■ **Dataset items**
##########

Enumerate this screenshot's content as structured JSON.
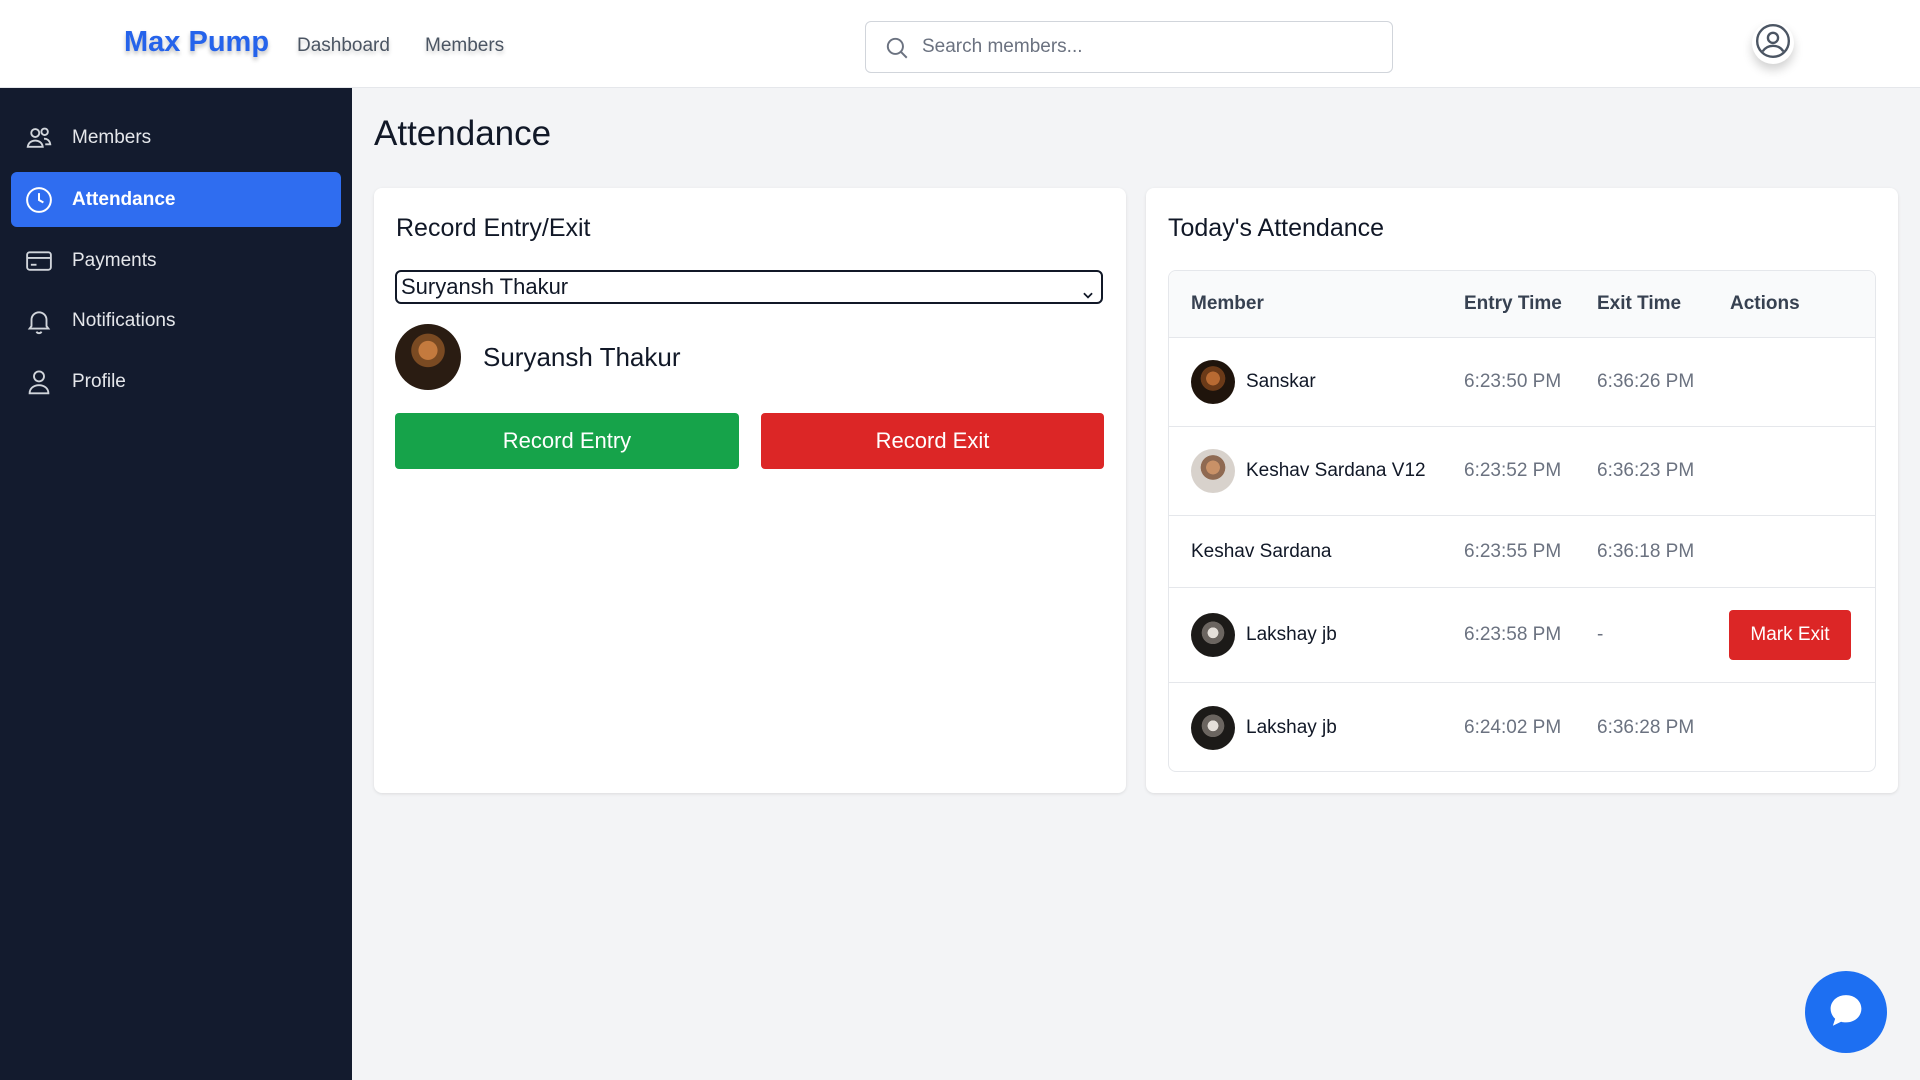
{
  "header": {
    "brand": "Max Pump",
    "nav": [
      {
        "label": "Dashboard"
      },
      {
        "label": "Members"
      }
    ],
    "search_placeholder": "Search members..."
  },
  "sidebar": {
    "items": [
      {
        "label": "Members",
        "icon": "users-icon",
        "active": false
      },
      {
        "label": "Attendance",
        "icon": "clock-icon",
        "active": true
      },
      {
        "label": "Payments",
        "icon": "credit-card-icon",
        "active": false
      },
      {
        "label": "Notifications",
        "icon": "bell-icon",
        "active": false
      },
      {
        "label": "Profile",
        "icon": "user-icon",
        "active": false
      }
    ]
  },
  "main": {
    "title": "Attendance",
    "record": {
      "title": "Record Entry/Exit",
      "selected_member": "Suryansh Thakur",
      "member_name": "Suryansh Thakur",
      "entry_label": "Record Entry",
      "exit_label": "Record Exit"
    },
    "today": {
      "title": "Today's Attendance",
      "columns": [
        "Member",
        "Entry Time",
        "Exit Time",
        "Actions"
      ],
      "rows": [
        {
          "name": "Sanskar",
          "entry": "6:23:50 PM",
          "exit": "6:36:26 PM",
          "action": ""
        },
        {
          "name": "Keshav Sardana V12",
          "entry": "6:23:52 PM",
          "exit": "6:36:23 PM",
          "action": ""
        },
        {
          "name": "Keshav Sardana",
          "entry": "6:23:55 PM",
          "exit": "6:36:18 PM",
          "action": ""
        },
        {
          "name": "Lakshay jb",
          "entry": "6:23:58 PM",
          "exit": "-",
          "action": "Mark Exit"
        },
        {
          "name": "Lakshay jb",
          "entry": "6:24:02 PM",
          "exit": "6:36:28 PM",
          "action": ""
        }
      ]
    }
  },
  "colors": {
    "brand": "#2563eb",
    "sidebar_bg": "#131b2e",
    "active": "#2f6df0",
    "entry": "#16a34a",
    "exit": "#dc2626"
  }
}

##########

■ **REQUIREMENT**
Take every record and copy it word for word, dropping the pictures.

■ **RESPONSE AREA**
Enumerate this screenshot's content as structured JSON.
{
  "header": {
    "brand": "Max Pump",
    "nav": [
      {
        "label": "Dashboard"
      },
      {
        "label": "Members"
      }
    ],
    "search_placeholder": "Search members..."
  },
  "sidebar": {
    "items": [
      {
        "label": "Members",
        "icon": "users-icon",
        "active": false
      },
      {
        "label": "Attendance",
        "icon": "clock-icon",
        "active": true
      },
      {
        "label": "Payments",
        "icon": "credit-card-icon",
        "active": false
      },
      {
        "label": "Notifications",
        "icon": "bell-icon",
        "active": false
      },
      {
        "label": "Profile",
        "icon": "user-icon",
        "active": false
      }
    ]
  },
  "main": {
    "title": "Attendance",
    "record": {
      "title": "Record Entry/Exit",
      "selected_member": "Suryansh Thakur",
      "member_name": "Suryansh Thakur",
      "entry_label": "Record Entry",
      "exit_label": "Record Exit"
    },
    "today": {
      "title": "Today's Attendance",
      "columns": [
        "Member",
        "Entry Time",
        "Exit Time",
        "Actions"
      ],
      "rows": [
        {
          "name": "Sanskar",
          "entry": "6:23:50 PM",
          "exit": "6:36:26 PM",
          "action": ""
        },
        {
          "name": "Keshav Sardana V12",
          "entry": "6:23:52 PM",
          "exit": "6:36:23 PM",
          "action": ""
        },
        {
          "name": "Keshav Sardana",
          "entry": "6:23:55 PM",
          "exit": "6:36:18 PM",
          "action": ""
        },
        {
          "name": "Lakshay jb",
          "entry": "6:23:58 PM",
          "exit": "-",
          "action": "Mark Exit"
        },
        {
          "name": "Lakshay jb",
          "entry": "6:24:02 PM",
          "exit": "6:36:28 PM",
          "action": ""
        }
      ]
    }
  },
  "colors": {
    "brand": "#2563eb",
    "sidebar_bg": "#131b2e",
    "active": "#2f6df0",
    "entry": "#16a34a",
    "exit": "#dc2626"
  }
}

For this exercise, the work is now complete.